Today's Computation Enabling Tomorrow's Seamless Communication
Radio Over Fiber (ROF) communication is an optical/wireless integration technique that would support the next generation of high-speed, ubiquitous wireless services. It involves transmitting radio frequency signals to and from a base station, which applies centralised processing to the signals that are received from a number of remote antennas as well as to the signals that are transmitted to the remote antennas. Little or no signal processing is done at the Remote Antenna Sites (RASs). The transmission and reception takes place through the high-bandwidth, low-attenuation optical fibres, in an effort to improve cellular coverage, capacity, data rates and power efficiency. These advantages have been illustrated in the accompanying figure. This technique enables a wireless network to support a large number of RASs, while keeping the cost per RAS low. Moreover, it enables efficient utilisation of the existing optical fibre networks and their employement in Heterogenous Networks (HetNets).

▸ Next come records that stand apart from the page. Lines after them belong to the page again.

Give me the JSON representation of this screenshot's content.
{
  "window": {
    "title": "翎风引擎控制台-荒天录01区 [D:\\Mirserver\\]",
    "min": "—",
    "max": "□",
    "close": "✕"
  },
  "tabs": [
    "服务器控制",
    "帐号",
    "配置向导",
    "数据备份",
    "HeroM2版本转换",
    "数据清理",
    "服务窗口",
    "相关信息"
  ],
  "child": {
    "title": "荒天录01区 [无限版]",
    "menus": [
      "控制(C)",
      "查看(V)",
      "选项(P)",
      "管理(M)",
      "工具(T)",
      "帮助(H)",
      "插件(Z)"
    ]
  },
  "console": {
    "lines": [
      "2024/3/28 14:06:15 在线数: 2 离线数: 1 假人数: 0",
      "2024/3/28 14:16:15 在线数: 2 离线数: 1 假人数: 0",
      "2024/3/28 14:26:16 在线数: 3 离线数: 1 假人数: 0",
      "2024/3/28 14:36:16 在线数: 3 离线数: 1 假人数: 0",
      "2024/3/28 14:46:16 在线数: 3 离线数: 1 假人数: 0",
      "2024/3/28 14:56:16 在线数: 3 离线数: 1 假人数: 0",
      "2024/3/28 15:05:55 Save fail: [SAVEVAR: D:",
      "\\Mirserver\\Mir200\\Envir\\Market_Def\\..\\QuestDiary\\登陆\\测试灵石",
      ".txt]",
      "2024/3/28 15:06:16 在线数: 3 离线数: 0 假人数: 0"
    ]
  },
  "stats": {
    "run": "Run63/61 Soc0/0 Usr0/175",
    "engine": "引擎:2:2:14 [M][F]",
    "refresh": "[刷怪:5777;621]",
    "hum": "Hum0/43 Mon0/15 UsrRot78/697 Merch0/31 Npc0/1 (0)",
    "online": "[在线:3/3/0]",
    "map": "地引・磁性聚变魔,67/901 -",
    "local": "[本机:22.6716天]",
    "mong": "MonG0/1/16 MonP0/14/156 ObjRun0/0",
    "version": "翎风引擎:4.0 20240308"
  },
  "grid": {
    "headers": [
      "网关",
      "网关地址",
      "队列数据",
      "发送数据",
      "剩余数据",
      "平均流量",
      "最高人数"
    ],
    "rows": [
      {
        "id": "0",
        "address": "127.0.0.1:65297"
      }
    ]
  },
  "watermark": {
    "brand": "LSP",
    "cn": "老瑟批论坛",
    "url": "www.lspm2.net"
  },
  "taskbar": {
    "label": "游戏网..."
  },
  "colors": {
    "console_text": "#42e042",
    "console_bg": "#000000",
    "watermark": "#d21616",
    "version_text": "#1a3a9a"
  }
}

Exhaustive simulations and the optimization of these complex networks, prior to their real world deployment, is essential for these solutions to provide the desired performance. Both optical and wireless systems rely on sophisticated transmitter and receiver techniques and their joint, holistic optimization imposes a huge simulation complexity. Monte-Carlo simulations and the Split Step Fourier Method are some of the major computational algorithms that are employed in this project. The high-speed, parallel computing services that are offered by a supercomputer has potential applications in system simulation and optimization.